open-access license: This is an open access article licensed under the terms of the Creative Commons Attribution Non-Commercial License ( which permits unrestricted, non-commercial use, distribution and reproduction in any medium, provided the work is properly cited.

* Address correspondence to this author at the Pulmonary Cell Research, Department of Biomedicine, Lab 305, University of Basel, Hebelstrasse 20, CH-4031 Basel, Switzerland; Tel: +41 61 265 3254; Fax: +41 61 265 2350; E-mail:

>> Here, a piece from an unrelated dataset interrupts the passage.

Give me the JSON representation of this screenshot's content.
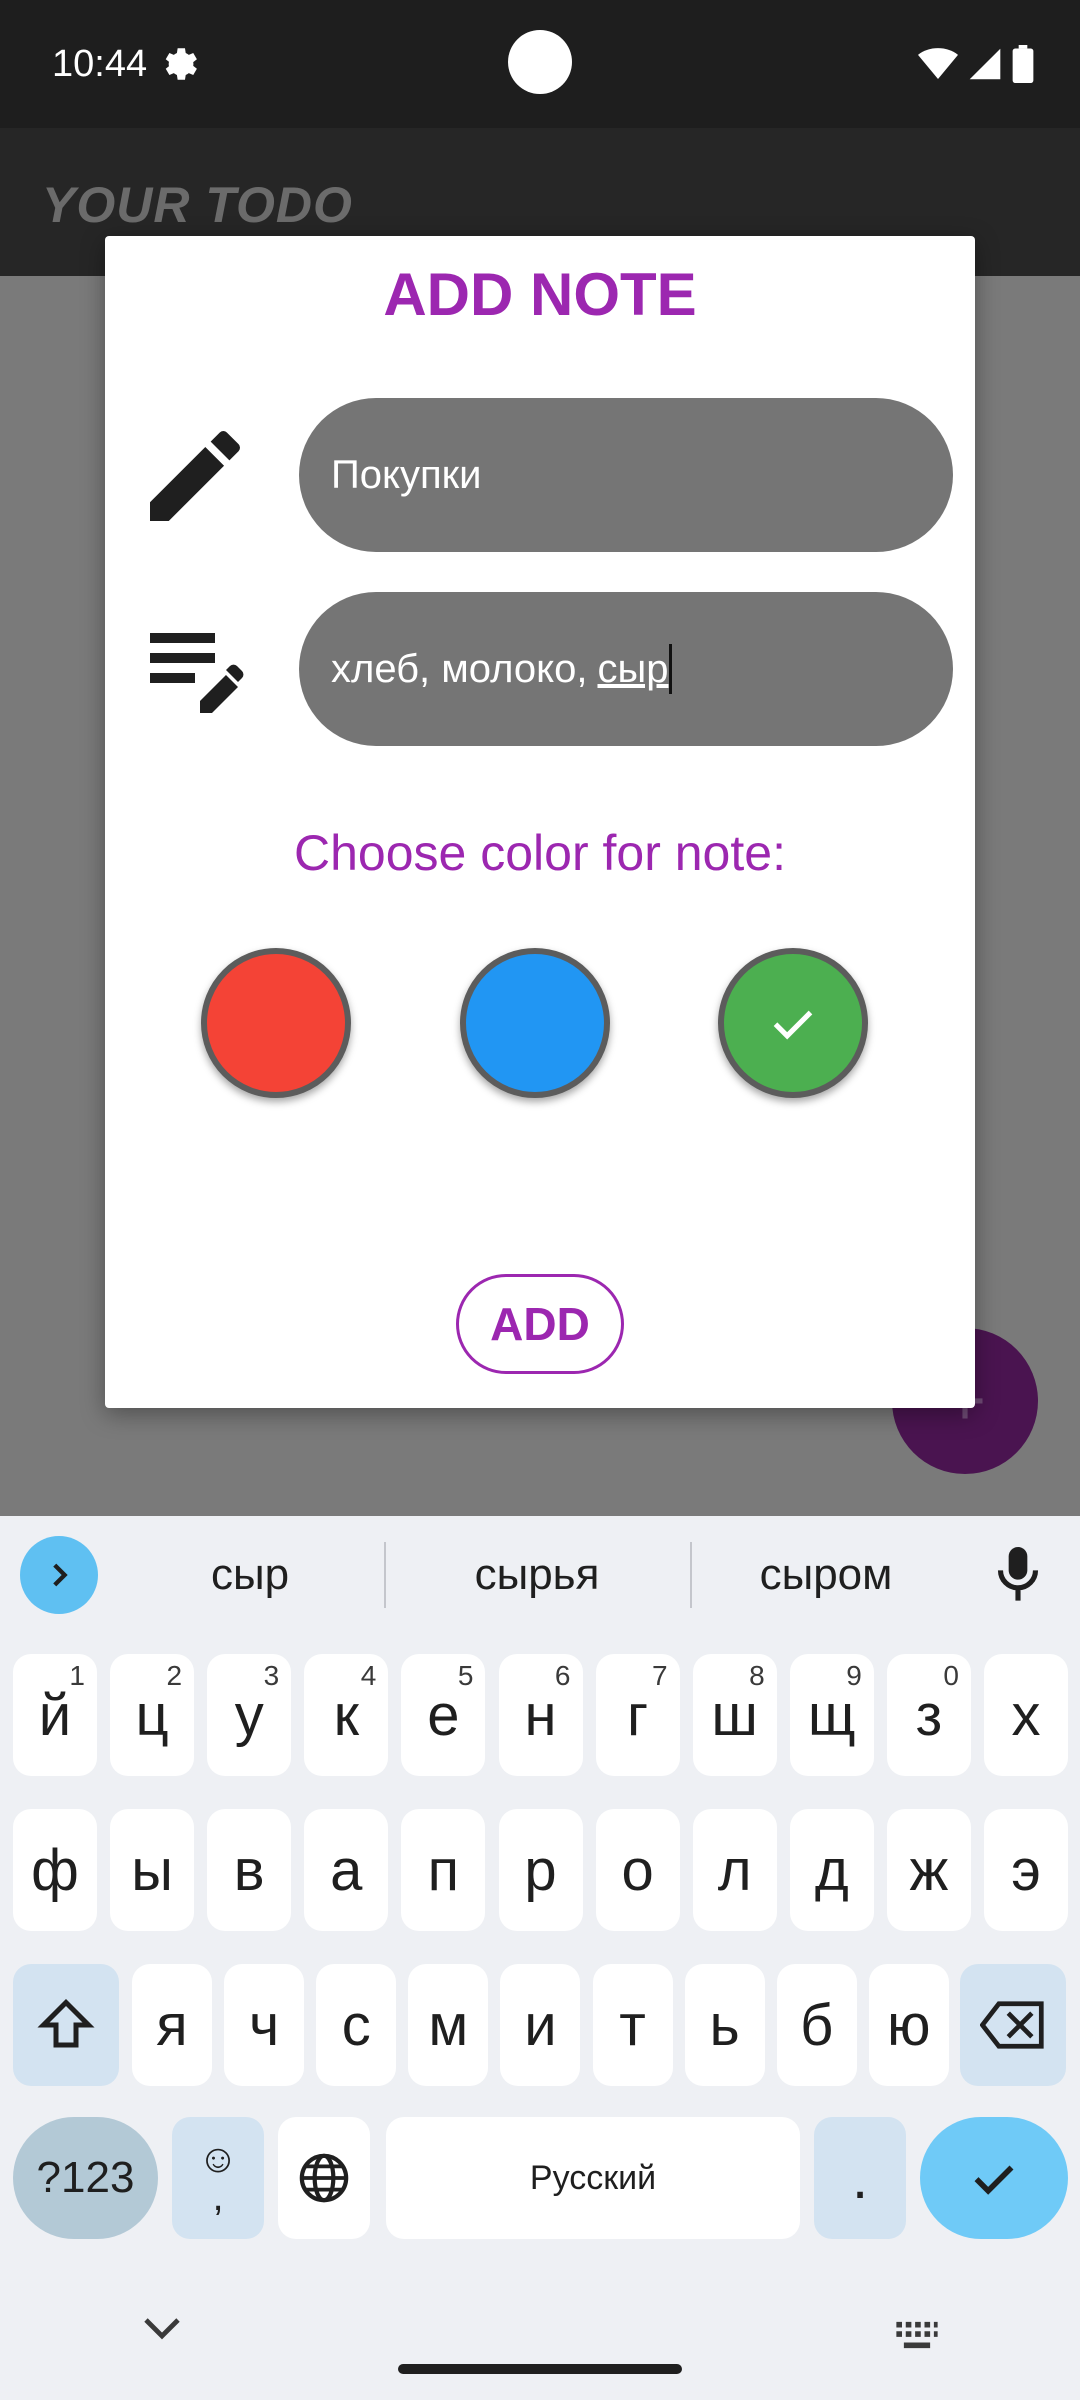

Asthma affects more than 300 million people worldwide and its prevalence is still rising. Acute asthma attacks are characterized by severe symptoms such as breathlessness, wheezing, tightness of the chest, and coughing, which may lead to hospitalization or death. Besides the acute symptoms, asthma is characterized by persistent airway inflammation and airway wall remodeling. The term airway wall remodeling summarizes the structural changes in the airway wall: epithelial cell shedding, goblet cell hyperplasia, hyperplasia and hypertrophy of the airway smooth muscle (ASM) bundles, basement membrane thickening and increased vascular density. Airway wall remodeling starts early in the pathogenesis of asthma and today it is suggested that remodeling is a prerequisite for other asthma pathologies. The beneficial effect of bronchial thermoplasty in reducing asthma symptoms, together with the increased potential of ASM cells of asthmatics to produce inflammatory and angiogenic factors, indicate that the ASM cell is a major effector cell in the pathology of asthma. In the present review we discuss the ASM cell and its role in airway wall remodeling and angiogenesis.

Keywords: Asthma, airway smooth muscle, airway remodelling, angiogenesis.